    "The conservative intelligentsia who react against her have remarkably little to say that will stand up to scrutiny. People who actually dealt with her, before she became a national figure, have expressed how much they were impressed by her intelligence." Thomas Sowell, Senior Fellow

  9. "the mainstream media and Democrats relentlessly have pushed the false narrative that Bush was not trying to find bin Laden."

    Yeah. Weird. I wonder where they got that idea?

    Deep in my heart I know the man is on the run, if he's alive at all. Who knows if he's hiding in some cave or not; we haven't heard from him in a long time. And the idea of focusing on one person is -- really indicates to me people don't understand the scope of the mission.

    Terror is bigger than one person. And he's just -- he's a person who's now been marginalized. His network, his host government has been destroyed. He's the ultimate parasite who found weakness, exploited it, and met his match. He is -- as I mentioned in my speech, I do mention the fact that this is a fellow who is willing to commit youngsters to their death and he, himself, tries to hide -- if, in fact, he's hiding at all.

    So I don't know where he is. You know, I just don't spend that much time on him, Kelly, to be honest with you.

  10. @Nameless Cynic - you'll have to do better than that. His point was that the direct threats at that time came from multiple sources. The hunt for bin Laden never ceased, as we now know, and the early information which ultimately led to him was the result of that pursuit during the Bush years.

  11. @William: Yup. Absolutely right. That's why he shut down the CIA's bin Laden unit in 2005 - of course, that may just have been because he was cranky about having blown his chance to get bin Laden at Tora Bora.

    Fewer than 100 American commandos were on the scene with their Afghan allies and calls for reinforcements to launch an assault were rejected. Requests were also turned down for U.S. troops to block the mountain paths leading to sanctuary a few miles away in Pakistan. The vast array of American military power, from sniper teams to the most mobile divisions of the Marine Corps and the Army, was kept on the sidelines. Instead, the U.S. command chose to rely on airstrikes and untrained Afghan militias...

    Even when his own commanders and senior intelligence officials in Afghanistan and Washington argued for dispatching more U.S. troops, (Commanding Gen. Tommy) Franks refused to deviate from the plan.
    (2009 Senate Foreign Relations Committee report)

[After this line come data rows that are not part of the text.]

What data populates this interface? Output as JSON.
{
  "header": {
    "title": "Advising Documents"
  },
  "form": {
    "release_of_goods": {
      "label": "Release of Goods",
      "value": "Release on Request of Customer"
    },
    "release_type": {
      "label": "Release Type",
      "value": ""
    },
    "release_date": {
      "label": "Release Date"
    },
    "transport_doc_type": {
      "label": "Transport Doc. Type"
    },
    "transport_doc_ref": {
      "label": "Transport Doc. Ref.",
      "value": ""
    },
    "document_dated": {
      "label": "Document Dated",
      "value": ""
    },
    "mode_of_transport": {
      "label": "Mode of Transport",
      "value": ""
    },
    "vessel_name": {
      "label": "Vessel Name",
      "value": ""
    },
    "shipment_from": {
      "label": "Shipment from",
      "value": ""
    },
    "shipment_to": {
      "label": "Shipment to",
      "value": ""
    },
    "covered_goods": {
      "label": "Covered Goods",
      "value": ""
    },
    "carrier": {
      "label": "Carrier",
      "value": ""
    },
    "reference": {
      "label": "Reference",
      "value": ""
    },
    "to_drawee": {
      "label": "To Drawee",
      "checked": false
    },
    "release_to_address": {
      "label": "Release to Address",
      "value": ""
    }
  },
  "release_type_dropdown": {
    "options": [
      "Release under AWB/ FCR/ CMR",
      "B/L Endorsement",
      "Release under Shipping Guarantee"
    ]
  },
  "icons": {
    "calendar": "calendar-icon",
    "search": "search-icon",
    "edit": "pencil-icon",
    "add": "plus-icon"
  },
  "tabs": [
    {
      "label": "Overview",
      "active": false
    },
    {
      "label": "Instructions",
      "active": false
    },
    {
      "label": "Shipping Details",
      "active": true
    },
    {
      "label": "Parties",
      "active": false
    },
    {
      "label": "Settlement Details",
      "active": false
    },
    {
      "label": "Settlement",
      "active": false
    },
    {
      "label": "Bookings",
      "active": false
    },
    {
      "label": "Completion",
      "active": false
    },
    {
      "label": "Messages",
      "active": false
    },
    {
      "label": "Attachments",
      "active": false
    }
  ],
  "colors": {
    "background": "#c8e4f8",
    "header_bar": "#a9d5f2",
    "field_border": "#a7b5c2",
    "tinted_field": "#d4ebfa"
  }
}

    The report "removes any lingering doubts and makes it clear that Osama bin Laden was within our grasp at Tora Bora," and that decisions made by Donald Rumsfeld, his deputies, and other top administration officials allowed Bin Laden to escape.

    As LtCol Reid Sawyer, the director of the Combating Terrorism Center at West Point, told NPR earlier this week, "if bin Laden had been killed in Afghanistan eight years ago in the caves of Tora Bora, al-Qaida might well have died with him. Now the organization is diversified enough it could weather bin Laden’s death — and hardly miss a beat."

    There. Was that better?

  12. @Nameless Cynic - no it's not, it's 20/20 hindsight. If we dropped 800 Army rangers into Tora Bora, as some now say we should have, we would have had no assurance of capturing him (if he was there), and we would have had stranded hundreds in an area where we had no logistical support (at that time). As to disbanding the bin Laden unit, that does not mean that we stopped looking for him. As we now know, that search never stopped. If you can show me that we had the same intel in 2005 or 2006 as to bin Laden's location that we did a month ago, then I'll agree. But we didn't.